All the ensemble of actors are generally at the top of their game, enthusiastically embracing the rare opportunity to play a range of roles, some for which they would never normally be asked to even audition... (Grant as a tattooed cannibal warlord? Weaving as a Ratchett-esque 'care' attendant? Sturgess as a Scottish soccer-fan? Enjoy such moments...) Hanks is impressive in almost all his roles, but the film does occasionally overplay its hand. Hanks' turn as an Irish bruiser turned author - comes across as pure caricature with an unconvincing accent and prosthetics and Sarandon at one point also dons an equally unlikely proboscis. But a few over-enthusiastic make-up decisions aside, the performers give it their all and if there's a problem in the inherent spot-the-performer temptations, it will also pull in an audience familiar with the A-Listers who might not have chanced their money on a non-name film... and it's also a tribute to the actors that there's probably at least one performance in each case where you'll utterly fail to identify them.

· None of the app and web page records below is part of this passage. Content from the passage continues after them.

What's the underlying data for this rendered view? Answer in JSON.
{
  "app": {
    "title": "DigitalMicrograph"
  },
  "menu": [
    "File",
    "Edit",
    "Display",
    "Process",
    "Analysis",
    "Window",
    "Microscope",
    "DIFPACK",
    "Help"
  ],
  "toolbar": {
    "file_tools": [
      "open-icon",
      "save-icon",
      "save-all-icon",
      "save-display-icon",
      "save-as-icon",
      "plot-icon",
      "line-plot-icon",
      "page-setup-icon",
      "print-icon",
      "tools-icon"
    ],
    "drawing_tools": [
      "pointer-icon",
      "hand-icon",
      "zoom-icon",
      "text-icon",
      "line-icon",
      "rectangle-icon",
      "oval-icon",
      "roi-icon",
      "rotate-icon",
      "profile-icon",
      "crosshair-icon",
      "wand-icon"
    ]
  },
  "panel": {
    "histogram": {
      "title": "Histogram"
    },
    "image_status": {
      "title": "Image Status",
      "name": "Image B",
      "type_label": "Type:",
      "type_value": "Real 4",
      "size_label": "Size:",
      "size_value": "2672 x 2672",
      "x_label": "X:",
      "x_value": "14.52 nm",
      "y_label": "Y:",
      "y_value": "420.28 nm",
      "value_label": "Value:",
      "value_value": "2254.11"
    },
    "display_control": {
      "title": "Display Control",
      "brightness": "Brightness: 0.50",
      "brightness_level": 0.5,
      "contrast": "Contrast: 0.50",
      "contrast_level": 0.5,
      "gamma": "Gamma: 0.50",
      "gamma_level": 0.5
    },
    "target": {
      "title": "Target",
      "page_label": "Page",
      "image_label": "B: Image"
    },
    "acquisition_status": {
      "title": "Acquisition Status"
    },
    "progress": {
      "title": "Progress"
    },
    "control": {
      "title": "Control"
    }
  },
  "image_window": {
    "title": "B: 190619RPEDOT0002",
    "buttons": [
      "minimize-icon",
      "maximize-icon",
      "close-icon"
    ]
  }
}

Think of this as an unlikely mixture of The Matrix, Love Actually, Blade Runner, Master and Commander, Atonement, The China Syndrome and... well, you're still not that close to deciding what makes this film tick. But what Cloud Atlas does is homage the best at the same time as providing something different - not a pale imitation, but its own variation on a bigger theme, like the signature melody that plays throughout. The story doffs its hat to at least two plot-points that well-versed fans of classic science-fiction will immediately recognise, but these seem wholly intentional (and are even referenced elsewhere on-screen if you listen carefully). Both are important to their particular strands, but because they are threads in a bigger tapestry, it doesn't feel cheap or too opportunistic or a case of deja-vu. It's often tempting to prescribe deeper meaning to lightweight material to bolster its reputation, but it's hard not to applaud the sheer ambition here and there's little doubt that the Wachowskis have given us a love letter to both the nature of cinema's different 'genres' and the power of cause and effect - good and bad - down the ages.
Like a massive diamond in the rough, it’s the inherent flaws that somehow still give it character and shine the light in unexpected ways. Some, weaned on an industry that all too often offers streamlined plots, cardboard icons and readymade meal-scripting, may be bored as it meanders along, demanding your complete attention between the moments of high drama and true spectacle. It may not be wholly perfect... losing the finer details and deeper motivations of its original source material and perhaps being TOO diverse for any one audience.. but the result, in this reviewer's opinion, is a superb example of real heart, ambition, scope and style. It shows up more recent self-proclaimed 'epics' for the stale formula they've become... in a way that's frankly embarrassing.
At worst it's a wake-up call for other film-makers to try harder and reach for the stars rather than their joysticks. At best, it's a magnificent movie-masterclass the like of which we haven't seen for far too long... outstanding.